(Dataset excerpts)
*** Begin section ***
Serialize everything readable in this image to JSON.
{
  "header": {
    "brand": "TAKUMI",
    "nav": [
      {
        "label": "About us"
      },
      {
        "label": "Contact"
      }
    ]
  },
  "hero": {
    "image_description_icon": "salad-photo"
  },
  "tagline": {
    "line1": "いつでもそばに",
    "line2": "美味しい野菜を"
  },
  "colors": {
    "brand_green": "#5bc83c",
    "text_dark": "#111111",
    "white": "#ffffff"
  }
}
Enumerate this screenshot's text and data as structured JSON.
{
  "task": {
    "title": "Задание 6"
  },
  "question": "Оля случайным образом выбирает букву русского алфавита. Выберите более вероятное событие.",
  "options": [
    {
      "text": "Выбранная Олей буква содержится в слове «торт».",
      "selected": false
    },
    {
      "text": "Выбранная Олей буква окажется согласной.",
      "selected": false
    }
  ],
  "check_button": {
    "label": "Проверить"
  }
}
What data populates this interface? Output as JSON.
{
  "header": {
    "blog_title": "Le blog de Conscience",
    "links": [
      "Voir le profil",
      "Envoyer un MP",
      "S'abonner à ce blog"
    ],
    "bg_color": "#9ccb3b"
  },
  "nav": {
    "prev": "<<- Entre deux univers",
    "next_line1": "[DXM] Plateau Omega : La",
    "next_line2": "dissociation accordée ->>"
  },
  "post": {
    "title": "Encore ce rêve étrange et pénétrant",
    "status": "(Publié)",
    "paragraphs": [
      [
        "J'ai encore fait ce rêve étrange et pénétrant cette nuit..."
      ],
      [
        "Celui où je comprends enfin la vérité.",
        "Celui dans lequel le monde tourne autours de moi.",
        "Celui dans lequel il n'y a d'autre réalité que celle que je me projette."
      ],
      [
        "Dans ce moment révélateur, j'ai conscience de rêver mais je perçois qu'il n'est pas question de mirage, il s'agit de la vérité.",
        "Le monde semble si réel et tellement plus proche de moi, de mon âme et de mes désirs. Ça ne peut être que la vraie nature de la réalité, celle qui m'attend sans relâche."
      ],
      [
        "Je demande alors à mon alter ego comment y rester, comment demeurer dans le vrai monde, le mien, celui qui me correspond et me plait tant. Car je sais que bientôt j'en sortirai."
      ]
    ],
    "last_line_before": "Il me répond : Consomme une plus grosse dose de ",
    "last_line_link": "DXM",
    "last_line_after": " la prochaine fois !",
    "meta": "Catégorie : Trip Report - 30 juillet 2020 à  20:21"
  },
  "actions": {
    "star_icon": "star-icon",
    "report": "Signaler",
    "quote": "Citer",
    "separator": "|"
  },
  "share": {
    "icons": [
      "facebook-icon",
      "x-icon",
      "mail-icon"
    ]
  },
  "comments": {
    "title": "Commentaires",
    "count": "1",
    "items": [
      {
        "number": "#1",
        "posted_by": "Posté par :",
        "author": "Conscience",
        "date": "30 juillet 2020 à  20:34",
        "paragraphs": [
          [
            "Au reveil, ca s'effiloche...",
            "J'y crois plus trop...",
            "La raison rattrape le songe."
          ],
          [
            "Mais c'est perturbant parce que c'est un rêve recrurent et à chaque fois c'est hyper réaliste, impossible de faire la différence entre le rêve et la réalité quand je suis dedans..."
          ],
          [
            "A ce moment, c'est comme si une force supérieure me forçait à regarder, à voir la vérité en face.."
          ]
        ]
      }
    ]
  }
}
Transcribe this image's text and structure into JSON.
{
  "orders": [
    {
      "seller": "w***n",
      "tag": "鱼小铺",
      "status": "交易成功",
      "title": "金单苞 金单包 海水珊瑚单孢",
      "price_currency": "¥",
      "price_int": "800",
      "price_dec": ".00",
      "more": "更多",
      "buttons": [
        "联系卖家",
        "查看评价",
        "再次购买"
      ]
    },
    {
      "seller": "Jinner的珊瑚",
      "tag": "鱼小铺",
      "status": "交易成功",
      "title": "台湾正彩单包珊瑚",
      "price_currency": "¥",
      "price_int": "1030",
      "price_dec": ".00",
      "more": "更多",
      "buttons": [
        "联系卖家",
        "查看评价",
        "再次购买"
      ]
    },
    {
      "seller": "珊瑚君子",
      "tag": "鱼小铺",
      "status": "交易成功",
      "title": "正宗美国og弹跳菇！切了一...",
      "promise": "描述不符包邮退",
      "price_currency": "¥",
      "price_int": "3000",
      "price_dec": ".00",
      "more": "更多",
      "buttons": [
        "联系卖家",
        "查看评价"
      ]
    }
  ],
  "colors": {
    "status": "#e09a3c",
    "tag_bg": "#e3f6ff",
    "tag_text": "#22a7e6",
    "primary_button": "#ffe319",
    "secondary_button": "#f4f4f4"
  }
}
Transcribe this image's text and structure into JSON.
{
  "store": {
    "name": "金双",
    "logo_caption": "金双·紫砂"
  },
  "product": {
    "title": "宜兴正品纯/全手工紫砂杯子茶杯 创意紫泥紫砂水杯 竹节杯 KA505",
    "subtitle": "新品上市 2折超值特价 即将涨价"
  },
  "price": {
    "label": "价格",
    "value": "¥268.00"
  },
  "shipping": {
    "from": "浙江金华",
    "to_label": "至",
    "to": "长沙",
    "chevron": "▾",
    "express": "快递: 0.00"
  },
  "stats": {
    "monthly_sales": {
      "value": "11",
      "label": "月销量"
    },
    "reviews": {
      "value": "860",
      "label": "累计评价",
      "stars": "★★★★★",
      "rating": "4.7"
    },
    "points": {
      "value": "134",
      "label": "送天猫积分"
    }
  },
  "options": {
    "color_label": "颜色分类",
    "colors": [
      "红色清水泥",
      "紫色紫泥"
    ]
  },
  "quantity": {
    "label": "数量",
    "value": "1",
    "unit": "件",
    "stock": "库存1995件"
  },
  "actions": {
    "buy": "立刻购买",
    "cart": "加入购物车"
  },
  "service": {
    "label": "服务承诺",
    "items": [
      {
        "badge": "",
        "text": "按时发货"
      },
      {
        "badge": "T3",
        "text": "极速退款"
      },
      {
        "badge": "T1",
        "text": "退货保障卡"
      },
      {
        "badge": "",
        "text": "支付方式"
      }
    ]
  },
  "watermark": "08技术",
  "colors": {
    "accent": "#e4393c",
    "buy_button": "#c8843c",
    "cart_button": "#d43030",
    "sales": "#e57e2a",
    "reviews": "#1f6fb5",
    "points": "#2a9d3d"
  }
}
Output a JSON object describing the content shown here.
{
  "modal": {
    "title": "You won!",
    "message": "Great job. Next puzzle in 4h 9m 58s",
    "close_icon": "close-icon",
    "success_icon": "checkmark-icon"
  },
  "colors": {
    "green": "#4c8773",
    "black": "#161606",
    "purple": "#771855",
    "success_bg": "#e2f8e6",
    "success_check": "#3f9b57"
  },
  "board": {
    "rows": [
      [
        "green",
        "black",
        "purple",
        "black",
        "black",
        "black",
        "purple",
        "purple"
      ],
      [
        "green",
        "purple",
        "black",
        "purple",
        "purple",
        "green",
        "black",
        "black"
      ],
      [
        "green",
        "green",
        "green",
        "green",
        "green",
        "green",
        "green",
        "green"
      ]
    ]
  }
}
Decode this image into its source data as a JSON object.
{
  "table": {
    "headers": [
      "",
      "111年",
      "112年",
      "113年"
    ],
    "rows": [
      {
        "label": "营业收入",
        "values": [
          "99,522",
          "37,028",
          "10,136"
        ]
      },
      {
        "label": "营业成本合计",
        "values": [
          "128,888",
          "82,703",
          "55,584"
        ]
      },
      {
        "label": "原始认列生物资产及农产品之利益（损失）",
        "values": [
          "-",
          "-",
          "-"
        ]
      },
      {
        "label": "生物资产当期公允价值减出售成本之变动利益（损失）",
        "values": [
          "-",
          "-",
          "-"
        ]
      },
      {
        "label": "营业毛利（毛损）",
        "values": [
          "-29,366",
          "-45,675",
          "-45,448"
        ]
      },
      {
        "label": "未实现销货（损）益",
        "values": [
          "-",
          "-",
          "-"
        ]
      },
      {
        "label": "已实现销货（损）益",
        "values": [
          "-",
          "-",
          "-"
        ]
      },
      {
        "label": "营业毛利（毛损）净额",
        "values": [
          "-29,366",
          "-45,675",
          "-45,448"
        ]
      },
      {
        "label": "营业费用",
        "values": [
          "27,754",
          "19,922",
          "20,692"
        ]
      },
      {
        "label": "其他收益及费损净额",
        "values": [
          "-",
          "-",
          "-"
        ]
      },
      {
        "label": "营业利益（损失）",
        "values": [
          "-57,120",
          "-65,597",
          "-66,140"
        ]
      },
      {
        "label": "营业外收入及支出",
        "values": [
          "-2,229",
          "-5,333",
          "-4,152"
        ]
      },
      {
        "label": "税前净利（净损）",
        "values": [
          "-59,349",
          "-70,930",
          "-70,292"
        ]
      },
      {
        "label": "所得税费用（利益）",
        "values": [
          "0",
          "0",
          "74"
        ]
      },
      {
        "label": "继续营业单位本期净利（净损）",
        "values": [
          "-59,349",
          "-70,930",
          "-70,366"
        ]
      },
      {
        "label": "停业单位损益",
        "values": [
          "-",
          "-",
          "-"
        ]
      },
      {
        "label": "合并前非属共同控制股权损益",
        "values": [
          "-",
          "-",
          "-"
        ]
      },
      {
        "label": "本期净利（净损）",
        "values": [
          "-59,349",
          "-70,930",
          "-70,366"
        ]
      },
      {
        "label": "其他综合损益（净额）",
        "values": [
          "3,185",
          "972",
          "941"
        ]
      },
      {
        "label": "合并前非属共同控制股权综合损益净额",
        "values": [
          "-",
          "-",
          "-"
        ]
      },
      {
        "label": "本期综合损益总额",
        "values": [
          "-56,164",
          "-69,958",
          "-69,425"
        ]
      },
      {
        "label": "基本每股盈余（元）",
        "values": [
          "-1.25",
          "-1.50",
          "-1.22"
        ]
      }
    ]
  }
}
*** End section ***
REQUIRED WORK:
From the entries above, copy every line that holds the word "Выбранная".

TASK ANSWER:
      "text": "Выбранная Олей буква содержится в слове «торт».",
      "text": "Выбранная Олей буква окажется согласной.",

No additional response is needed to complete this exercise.